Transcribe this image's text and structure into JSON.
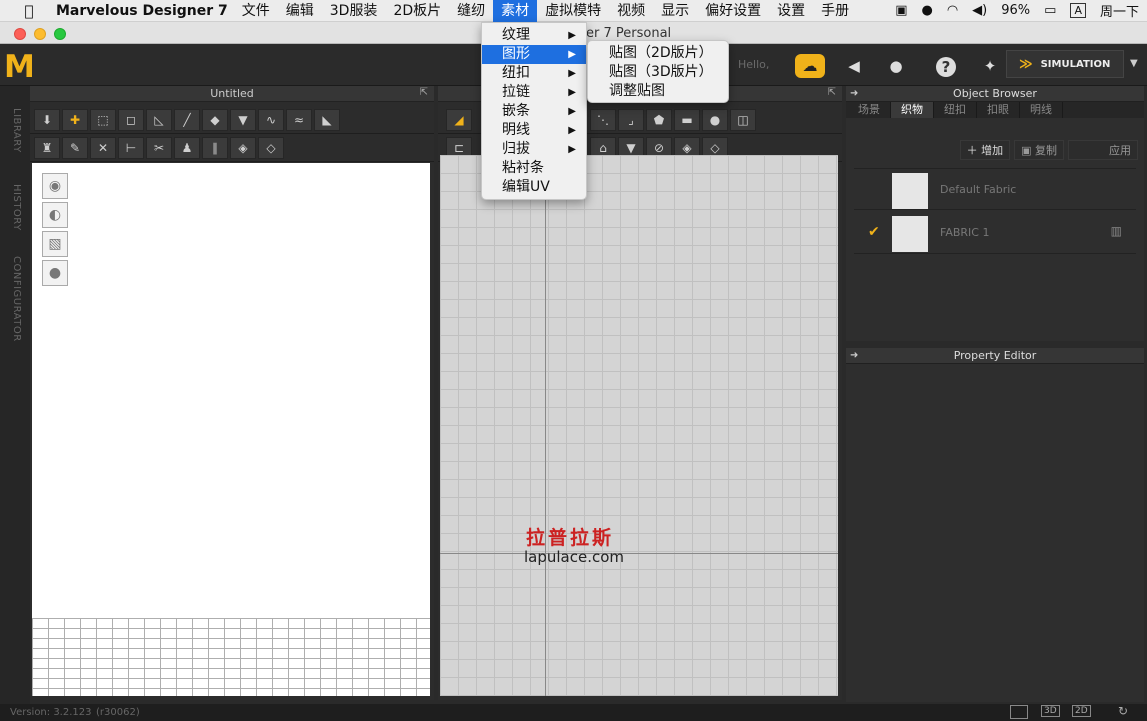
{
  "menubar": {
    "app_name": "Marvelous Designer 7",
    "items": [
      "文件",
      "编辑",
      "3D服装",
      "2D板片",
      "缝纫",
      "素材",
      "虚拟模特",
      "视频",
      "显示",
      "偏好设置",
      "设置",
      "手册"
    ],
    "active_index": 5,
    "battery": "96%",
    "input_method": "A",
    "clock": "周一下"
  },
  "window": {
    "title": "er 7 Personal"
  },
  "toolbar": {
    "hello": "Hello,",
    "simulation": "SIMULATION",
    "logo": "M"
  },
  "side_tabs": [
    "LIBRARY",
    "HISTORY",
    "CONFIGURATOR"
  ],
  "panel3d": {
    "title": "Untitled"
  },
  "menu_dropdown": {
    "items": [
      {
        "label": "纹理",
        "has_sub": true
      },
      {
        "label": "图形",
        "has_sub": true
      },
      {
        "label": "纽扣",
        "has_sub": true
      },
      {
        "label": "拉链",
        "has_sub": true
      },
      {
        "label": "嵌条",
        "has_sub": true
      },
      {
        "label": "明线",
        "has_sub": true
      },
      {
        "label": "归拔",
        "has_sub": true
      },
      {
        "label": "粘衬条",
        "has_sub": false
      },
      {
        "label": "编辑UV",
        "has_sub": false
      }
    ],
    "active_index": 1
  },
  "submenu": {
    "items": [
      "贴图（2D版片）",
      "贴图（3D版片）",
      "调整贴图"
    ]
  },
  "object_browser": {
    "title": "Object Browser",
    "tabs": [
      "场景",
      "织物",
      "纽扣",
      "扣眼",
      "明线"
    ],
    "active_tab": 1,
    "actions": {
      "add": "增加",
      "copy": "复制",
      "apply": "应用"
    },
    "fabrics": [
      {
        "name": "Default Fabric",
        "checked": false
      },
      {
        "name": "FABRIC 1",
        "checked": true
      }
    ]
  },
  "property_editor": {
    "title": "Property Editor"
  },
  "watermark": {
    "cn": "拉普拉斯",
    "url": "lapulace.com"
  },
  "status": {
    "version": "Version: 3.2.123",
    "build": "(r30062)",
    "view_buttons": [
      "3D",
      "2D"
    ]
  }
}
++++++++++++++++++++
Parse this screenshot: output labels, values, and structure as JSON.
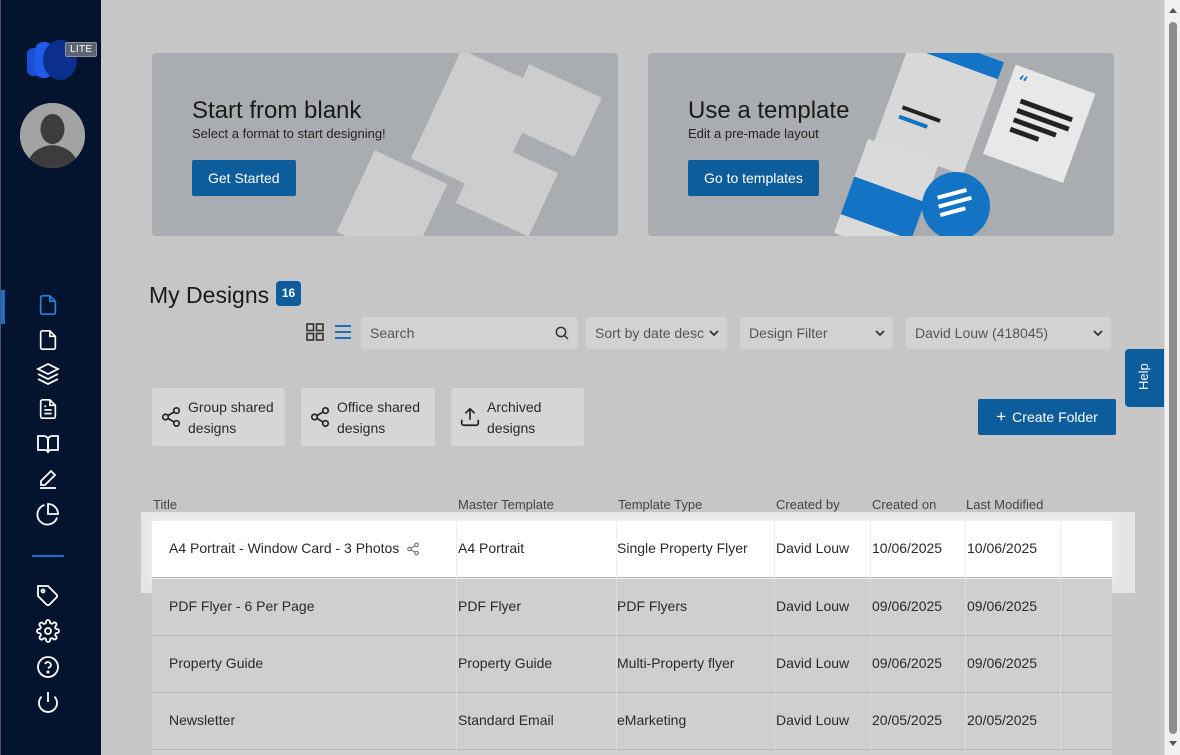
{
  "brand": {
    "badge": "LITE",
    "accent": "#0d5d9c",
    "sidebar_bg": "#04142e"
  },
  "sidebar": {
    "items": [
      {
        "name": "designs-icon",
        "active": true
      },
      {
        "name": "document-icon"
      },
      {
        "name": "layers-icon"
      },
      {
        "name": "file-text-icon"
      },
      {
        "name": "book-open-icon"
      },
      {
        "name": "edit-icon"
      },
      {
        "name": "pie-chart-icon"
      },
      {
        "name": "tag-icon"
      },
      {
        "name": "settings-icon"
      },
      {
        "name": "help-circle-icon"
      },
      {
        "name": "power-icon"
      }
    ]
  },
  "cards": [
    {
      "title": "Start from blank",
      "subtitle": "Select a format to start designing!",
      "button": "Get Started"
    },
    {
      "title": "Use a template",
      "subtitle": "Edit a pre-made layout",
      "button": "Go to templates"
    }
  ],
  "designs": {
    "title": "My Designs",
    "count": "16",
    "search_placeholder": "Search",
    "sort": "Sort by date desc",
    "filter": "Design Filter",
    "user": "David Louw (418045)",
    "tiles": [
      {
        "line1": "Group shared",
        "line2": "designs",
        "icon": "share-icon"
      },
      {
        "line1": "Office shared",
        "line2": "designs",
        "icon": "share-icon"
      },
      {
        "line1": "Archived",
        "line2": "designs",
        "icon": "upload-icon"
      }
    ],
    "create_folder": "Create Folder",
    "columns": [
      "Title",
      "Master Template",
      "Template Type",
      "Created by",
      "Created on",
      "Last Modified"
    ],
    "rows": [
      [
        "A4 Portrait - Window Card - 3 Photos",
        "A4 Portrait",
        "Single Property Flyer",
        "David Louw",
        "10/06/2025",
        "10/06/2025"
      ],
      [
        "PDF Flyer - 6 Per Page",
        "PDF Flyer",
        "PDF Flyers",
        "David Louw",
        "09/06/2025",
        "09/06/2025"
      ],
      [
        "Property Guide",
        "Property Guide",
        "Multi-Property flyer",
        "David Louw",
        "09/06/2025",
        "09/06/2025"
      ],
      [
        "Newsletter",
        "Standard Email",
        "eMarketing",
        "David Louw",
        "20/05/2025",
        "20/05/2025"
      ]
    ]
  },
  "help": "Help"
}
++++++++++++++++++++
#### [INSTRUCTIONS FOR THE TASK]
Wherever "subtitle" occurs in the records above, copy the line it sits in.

#### [EXERCISE OUTPUT]
      "subtitle": "Select a format to start designing!",
      "subtitle": "Edit a pre-made layout",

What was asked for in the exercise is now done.